he h-index is an index suggested in 2005 by Jorge E. Hirsch of the University of California, San Diego to quantify the scientific productivity of physicists and other scientists based on their publication record. The index is calculated based on the distribution of citations received by a given researcher’s publications. Hirsch writes: A scientist has index h if h of his/her Np papers have at least h citations each, and the other (Np – h) papers have at most h citations each. In other words, a scholar with an index of h has published h papers with at least h citations each.The index is designed to improve upon simple measures such as the total number of citations or publications, to distinguish truly influential physicists from those who simply publish many papers; the index is also less sensitive to single papers that have many citations. The index works best for comparing scientists working in the same field; citation conventions differ among different fields. The h-index is calculable using free Internet databases and serves as an alternative to more traditional impact factor metrics which are available for a fee. Because only the most highly cited articles contribute to the h-index, its determination is a speedy process. Hirsch has demonstrated that h has high predictive value for whether or not a scientist has won honors like National Academy membership or the Nobel Prize. In physics, a moderately productive scientist should have an h equal to the number of years of service while biomedical scientists tend to have higher values.
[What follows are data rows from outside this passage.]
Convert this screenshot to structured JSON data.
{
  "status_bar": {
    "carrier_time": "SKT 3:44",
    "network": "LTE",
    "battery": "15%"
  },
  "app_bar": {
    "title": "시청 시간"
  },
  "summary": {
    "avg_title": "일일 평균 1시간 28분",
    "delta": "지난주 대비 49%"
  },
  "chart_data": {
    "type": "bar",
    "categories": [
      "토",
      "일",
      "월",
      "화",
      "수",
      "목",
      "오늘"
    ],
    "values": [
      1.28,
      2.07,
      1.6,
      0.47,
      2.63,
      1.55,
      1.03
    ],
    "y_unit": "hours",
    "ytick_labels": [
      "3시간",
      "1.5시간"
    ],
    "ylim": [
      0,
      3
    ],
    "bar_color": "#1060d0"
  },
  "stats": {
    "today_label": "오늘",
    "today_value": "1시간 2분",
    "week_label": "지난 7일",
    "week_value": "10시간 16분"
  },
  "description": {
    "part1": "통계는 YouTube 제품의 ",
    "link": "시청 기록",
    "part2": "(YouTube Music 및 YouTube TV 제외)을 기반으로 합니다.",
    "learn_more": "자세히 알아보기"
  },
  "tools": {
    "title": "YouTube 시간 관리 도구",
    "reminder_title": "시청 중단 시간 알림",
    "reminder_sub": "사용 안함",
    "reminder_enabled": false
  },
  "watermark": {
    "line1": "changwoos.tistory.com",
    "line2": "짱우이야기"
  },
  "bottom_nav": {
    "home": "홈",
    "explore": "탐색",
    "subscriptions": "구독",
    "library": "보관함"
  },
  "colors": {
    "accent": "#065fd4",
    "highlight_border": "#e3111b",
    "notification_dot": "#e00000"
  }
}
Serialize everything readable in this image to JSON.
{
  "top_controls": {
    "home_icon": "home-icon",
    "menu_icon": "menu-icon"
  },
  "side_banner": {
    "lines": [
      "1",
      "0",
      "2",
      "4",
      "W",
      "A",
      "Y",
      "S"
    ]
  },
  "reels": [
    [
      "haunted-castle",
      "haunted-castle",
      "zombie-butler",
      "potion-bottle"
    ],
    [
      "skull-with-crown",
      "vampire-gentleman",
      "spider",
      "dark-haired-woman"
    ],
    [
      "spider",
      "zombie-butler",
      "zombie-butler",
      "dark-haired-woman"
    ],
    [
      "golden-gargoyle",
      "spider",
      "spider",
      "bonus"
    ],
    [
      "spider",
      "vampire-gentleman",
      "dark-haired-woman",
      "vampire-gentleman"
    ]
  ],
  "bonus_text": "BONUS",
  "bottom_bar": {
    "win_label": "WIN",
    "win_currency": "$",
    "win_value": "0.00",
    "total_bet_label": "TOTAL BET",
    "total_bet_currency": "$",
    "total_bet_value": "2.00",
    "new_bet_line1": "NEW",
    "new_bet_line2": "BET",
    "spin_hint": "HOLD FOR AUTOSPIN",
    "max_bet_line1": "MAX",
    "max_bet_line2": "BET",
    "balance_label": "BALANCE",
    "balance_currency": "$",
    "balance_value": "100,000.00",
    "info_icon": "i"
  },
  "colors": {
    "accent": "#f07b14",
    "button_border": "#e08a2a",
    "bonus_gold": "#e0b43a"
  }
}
It is not difficult to come up with situations in which h may provide misleading information about a scientist’s output. Most importantly the fact that h is bounded by the total number of publications means that scientists with a short career are at an inherent disadvantage, regardless of the importance of their discoveries. For example, Evariste Galois’ h-index is 2, and will remain so forever. Had Albert Einstein died in early 1906, his h index would be stuck at 4 or 5, despite him being widely acknowledged as one the greatest physicists ever to have lived. Proposals to modify the h-index in order to emphasize different features have been made.
Based on the SPIRES HEP Database (Particle and High energy Physics, As of August 2005,):

  • Edward Witten: h = 132
  • John Ellis: h = 101
  • Steven Weinberg: h = 88
  • Dimitri Nanopoulos: h = 86
  • Cumrun Vafa: h = 85
  • Nati Seiberg: h = 84
  • Howard Georgi: h = 77
  • John Schwarz: h = 75
  • Frank Wilczek: h = 68
  • Lenny Susskind: h = 68
  • Mark Wise: h = 67
  • David Gross: h = 66
  • Andrew Strominger: h = 66
  • Roman Jackiw: h = 66
  • Stephen Hawking: h = 62
  • Joseph Polchinski: h = 58
  • Abdus Salam: h = 58
  • Tom Banks: h = 56
  • Sheldon Glashow: h = 53
  • Neil Turok: h = 50
  • Juan Maldacena: h = 49
  • Anthony Zee: h = 49
  • Michael Green: h = 44
  • Michael Peskin: h = 41
  • Gerard ‘t Hooft: h = 41
  • Alexander Polyakov: h = 38
  • Lisa Randall: h = 38
  • Steve Shenker: h = 36
  • Paul Frampton: h = 35
  • David Politzer: h = 34
  • Lee Smolin: h = 33
  • Brian Greene: h = 32
  • Shamit Kachru: h = 31
  • Eva Silverstein: h = 24
  • Richard Feynman: h = 23
  • Michio Kaku: h = 22
  • Gerald Cleaver: h = 20
  • Paul Dirac: h = 19